Probability_distribution - Probability distribution From...

Info iconThis preview shows pages 1–5. Sign up to view the full content.

View Full Document Right Arrow Icon

Info iconThis preview has intentionally blurred sections. Sign up to view the full version.

View Full DocumentRight Arrow Icon

Info iconThis preview has intentionally blurred sections. Sign up to view the full version.

View Full DocumentRight Arrow Icon
This is the end of the preview. Sign up to access the rest of the document.

Unformatted text preview: Probability distribution From Wikipedia, the free encyclopedia Jump to: navigation , search This article is about probability distribution. For generalized functions in mathematical analysis, see Distribution (mathematics) . For other uses, see Distribution (disambiguation) . This article includes a list of references , related reading or external links , but its sources remain unclear because it lacks inline citations . Please improve this article by introducing more precise citations. (July 2011) This article needs additional citations for verification . Please help improve this article by adding citations to reliable sources . Unsourced material may be challenged and removed . (July 2011) In probability theory , a probability mass , probability density , or probability distribution is a function that describes the probability of a random variable taking certain values. For a more precise definition one needs to distinguish between discrete and continuous random variables. In the discrete case, one can easily assign a probability to each possible value: when throwing a die , each of the six values 1 to 6 has the probability 1/6. In contrast, when a random variable takes values from a continuum, probabilities are nonzero only if they refer to finite intervals: in quality control one might demand that the probability of a "500 g" package containing between 500 g and 510 g should be no less than 98%. Discrete probability distribution for the sum of two dice . Normal distribution , also called Gaussian or "bell curve", the most important continuous random distribution. If total order is defined for the random variable, the cumulative distribution function gives the probability that the random variable is not larger than a given value; it is the integral of the non- cumulative distribution. Contents 1 Termin ology 1 . 1 B a s i c t e r m s 2 Discrete probabil ity distribut ion 2 . 1 C u m u l a t i v e d e n s i t y 2 . 2 D e [ edit ] Terminology As probability theory is used in quite diverse applications, terminology is not uniform and sometimes confusing. The following terms are used for non-cumulative probability distribution functions: Probability mass , Probability mass function , p.m.f. : for discrete random variables. Categorical distribution : for discrete random variables with a finite set of values. Probability density , Probability density function , p.d.f : Most often reserved for continuous random variables. The following terms are somewhat ambiguous as they can refer to non-cumulative or cumulative distributions, depending on authors' preferences: Probability distribution function : Continuous or discrete, non-cumulative or cumulative....
View Full Document
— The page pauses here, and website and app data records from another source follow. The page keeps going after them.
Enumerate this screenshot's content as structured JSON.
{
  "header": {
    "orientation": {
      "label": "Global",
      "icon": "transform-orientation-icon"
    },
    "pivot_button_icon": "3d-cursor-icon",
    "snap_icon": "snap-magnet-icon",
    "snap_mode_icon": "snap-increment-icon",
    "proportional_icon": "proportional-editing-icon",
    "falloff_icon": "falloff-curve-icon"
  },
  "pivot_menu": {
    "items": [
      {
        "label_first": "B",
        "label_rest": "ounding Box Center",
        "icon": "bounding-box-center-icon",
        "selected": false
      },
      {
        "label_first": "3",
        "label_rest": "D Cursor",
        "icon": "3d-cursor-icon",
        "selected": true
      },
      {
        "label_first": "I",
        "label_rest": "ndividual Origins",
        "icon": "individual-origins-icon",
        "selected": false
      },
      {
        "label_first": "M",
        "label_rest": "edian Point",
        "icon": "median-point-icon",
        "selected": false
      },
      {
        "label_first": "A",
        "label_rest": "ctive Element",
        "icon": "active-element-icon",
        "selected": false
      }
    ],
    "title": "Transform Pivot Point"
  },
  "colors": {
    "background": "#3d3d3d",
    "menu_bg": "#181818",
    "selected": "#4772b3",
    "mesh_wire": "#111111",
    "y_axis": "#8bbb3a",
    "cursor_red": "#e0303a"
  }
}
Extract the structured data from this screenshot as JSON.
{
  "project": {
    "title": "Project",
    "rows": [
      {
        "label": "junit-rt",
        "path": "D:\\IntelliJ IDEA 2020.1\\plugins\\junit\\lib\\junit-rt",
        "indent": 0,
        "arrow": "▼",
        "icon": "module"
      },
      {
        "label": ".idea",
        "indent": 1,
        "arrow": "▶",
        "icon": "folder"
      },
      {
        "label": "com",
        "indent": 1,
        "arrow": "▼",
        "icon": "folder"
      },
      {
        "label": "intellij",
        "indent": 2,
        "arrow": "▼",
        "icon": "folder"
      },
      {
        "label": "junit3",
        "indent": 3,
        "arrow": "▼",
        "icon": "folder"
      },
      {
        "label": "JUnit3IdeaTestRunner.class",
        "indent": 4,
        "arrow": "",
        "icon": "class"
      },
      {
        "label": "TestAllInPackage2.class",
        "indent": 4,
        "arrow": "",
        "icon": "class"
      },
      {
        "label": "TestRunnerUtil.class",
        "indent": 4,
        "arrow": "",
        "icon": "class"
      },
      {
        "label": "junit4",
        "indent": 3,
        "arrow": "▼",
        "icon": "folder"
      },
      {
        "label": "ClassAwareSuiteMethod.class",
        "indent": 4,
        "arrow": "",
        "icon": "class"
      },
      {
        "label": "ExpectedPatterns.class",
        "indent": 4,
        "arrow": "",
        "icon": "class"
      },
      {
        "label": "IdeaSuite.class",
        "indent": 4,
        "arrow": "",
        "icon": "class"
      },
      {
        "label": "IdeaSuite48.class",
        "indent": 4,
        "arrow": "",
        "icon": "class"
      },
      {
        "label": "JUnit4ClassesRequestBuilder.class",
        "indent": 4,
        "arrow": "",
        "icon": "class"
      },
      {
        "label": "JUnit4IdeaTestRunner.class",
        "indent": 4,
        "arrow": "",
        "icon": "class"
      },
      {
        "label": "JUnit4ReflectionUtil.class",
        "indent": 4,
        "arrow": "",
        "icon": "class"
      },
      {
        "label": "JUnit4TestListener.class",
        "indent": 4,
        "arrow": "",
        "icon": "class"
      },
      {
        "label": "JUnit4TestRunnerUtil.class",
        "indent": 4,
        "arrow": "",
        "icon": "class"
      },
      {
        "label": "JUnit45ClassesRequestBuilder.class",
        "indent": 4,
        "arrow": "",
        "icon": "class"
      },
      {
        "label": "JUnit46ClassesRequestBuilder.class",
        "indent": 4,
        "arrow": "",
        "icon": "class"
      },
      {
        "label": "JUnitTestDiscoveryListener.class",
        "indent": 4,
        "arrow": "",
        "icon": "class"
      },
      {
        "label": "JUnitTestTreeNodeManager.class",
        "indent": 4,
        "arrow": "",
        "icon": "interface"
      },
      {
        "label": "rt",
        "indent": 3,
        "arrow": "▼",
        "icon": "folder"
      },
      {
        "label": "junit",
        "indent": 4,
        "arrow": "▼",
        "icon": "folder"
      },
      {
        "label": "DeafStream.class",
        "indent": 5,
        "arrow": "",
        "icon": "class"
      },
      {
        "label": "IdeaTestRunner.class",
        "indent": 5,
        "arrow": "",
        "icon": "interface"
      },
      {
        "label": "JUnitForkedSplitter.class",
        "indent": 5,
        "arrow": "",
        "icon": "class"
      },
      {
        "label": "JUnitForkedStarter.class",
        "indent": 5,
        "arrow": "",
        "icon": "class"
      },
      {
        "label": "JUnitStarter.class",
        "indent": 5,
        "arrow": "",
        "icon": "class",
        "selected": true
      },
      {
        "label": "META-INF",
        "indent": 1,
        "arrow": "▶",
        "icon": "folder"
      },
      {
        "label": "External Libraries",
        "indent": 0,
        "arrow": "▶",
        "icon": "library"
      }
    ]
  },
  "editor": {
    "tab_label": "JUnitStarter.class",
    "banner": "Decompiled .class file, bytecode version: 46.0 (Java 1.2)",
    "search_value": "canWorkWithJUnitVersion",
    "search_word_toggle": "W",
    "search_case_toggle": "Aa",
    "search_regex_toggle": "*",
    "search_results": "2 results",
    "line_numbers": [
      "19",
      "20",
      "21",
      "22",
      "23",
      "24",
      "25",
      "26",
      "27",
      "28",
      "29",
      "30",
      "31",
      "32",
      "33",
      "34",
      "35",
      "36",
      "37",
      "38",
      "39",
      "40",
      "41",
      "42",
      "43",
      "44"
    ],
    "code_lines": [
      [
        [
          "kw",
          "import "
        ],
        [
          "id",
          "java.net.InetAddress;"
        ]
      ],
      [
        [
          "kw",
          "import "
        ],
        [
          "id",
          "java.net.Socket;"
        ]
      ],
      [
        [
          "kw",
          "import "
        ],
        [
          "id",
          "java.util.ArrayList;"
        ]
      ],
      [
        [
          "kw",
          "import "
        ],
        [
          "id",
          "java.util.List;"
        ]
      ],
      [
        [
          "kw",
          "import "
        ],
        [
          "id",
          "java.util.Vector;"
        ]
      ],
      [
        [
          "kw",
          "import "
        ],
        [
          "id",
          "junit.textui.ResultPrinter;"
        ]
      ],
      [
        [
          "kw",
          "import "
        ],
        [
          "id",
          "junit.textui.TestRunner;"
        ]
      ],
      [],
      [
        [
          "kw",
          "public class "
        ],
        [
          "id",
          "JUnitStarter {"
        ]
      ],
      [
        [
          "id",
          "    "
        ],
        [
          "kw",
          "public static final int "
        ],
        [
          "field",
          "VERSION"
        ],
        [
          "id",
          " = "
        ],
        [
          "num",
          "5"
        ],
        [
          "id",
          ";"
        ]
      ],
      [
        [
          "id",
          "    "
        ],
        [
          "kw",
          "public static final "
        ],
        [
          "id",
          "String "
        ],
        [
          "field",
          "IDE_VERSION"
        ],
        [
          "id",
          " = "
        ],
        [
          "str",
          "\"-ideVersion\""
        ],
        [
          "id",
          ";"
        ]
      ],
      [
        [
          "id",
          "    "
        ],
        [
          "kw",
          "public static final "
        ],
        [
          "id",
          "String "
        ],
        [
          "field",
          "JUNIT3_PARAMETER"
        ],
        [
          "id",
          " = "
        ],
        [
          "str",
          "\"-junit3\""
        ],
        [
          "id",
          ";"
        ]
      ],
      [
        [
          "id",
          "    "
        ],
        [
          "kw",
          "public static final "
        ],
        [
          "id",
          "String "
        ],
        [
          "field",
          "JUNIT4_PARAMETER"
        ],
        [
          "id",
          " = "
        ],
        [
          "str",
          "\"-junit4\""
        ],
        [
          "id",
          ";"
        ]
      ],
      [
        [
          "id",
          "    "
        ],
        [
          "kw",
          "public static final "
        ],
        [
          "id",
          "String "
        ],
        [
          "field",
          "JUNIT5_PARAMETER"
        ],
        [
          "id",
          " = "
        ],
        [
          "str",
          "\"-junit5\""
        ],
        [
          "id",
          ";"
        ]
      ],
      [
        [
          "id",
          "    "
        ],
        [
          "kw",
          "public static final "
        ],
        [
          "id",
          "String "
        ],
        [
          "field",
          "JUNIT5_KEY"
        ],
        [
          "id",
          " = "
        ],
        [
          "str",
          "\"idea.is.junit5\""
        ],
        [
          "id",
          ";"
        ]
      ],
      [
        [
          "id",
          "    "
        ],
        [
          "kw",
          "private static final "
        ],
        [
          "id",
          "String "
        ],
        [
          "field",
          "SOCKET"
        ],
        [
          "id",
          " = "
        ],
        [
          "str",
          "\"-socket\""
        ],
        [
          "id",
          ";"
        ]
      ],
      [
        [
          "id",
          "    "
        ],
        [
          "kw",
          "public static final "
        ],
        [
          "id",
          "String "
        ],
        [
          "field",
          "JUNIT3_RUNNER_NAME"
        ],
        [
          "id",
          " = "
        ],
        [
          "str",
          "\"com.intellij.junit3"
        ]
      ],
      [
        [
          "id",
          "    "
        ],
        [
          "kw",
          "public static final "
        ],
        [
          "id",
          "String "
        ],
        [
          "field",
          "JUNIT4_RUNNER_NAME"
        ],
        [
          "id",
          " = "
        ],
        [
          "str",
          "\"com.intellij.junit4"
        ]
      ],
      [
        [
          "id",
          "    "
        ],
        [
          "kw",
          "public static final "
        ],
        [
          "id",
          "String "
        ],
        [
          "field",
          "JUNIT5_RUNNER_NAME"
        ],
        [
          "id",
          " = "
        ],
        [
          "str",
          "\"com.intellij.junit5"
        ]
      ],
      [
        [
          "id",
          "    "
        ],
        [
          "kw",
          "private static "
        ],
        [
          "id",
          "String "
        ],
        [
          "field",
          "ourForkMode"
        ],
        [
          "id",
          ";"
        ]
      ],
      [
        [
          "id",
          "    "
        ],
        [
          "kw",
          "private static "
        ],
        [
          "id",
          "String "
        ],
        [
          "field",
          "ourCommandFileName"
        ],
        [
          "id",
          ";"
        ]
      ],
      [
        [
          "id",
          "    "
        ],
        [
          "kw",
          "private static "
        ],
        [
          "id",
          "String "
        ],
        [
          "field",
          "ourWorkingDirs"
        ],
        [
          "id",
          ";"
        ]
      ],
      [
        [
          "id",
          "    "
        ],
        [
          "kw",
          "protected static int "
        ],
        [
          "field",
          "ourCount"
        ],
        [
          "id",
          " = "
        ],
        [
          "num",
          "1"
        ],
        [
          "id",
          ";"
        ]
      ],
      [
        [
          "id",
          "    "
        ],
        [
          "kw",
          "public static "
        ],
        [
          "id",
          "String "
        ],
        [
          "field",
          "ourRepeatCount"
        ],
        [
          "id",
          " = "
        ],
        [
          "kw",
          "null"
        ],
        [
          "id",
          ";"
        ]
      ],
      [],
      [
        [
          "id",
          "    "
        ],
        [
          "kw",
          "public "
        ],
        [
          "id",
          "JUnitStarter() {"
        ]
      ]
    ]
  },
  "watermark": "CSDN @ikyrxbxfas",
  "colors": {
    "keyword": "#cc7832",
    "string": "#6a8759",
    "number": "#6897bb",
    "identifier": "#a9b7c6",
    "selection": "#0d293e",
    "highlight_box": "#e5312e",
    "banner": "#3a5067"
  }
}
This note was uploaded on 02/23/2012 for the course STAT 598 taught by Professor Staff during the Spring '08 term at Purdue University-West Lafayette.

Page1 / 18

Probability_distribution - Probability distribution From...

This preview shows document pages 1 - 5. Sign up to view the full document.

View Full Document Right Arrow Icon
Ask a homework question - tutors are online